Unexpected Support for MOOCs
Yesterday’s Wall Street Journal ran an article by Michael S. Roth entitled “My Global Philosophy Course.” Roth is the president of Wesleyan University and found that while many students who signed up for his course (on Coursera) dropped before the end (only 4,000 of 30,000 stuck it out), there was remarkable intellectual energy among those who persisted. He writes, “I am sure that many of those enrolled in the online version have also discovered texts and people that are having profound effects on their lives.”
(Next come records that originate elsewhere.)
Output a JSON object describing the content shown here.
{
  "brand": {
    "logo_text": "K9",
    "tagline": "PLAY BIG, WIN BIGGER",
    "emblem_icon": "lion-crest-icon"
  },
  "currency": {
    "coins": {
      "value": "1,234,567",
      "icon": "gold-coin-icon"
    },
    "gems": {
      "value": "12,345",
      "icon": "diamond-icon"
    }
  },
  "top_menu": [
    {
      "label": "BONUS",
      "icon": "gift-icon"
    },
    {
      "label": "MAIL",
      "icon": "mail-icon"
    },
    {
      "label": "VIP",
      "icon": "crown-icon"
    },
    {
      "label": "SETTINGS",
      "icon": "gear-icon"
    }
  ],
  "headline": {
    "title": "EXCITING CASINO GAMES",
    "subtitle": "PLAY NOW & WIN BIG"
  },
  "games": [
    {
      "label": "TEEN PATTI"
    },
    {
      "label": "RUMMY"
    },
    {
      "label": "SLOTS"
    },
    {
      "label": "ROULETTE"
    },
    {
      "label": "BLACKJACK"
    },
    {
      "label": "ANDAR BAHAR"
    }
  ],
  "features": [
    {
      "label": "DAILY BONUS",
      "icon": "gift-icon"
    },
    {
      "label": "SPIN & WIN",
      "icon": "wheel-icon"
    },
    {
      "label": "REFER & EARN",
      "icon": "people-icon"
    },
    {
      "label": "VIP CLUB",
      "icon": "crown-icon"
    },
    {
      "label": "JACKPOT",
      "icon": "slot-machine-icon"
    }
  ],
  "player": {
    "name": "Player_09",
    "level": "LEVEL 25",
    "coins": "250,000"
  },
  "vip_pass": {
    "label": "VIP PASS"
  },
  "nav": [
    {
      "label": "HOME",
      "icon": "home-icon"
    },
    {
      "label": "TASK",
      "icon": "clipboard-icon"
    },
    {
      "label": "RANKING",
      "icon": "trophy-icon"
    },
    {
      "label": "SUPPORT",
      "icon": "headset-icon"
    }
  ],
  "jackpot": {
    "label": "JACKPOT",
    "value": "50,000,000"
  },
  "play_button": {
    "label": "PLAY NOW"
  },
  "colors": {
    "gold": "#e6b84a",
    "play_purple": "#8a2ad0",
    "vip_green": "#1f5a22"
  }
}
I was struck by the remarkable diversity of the students who wanted to learn philosophy with Roth. “Study groups in Bulgaria and India, in Russia and Boston made me giddy at the reach of this kind of class.” Ah — the invisible hand at work. Without any official trying to guarantee “diversity” (on account of ancestry), Roth got a remarkably diverse group of students who had one crucial thing in common, namely the desire to learn what he wanted to teach. Officials at Wesleyan and elsewhere should keep that in mind. Bring together a group of students who want to learn and “diversity” will take care of itself.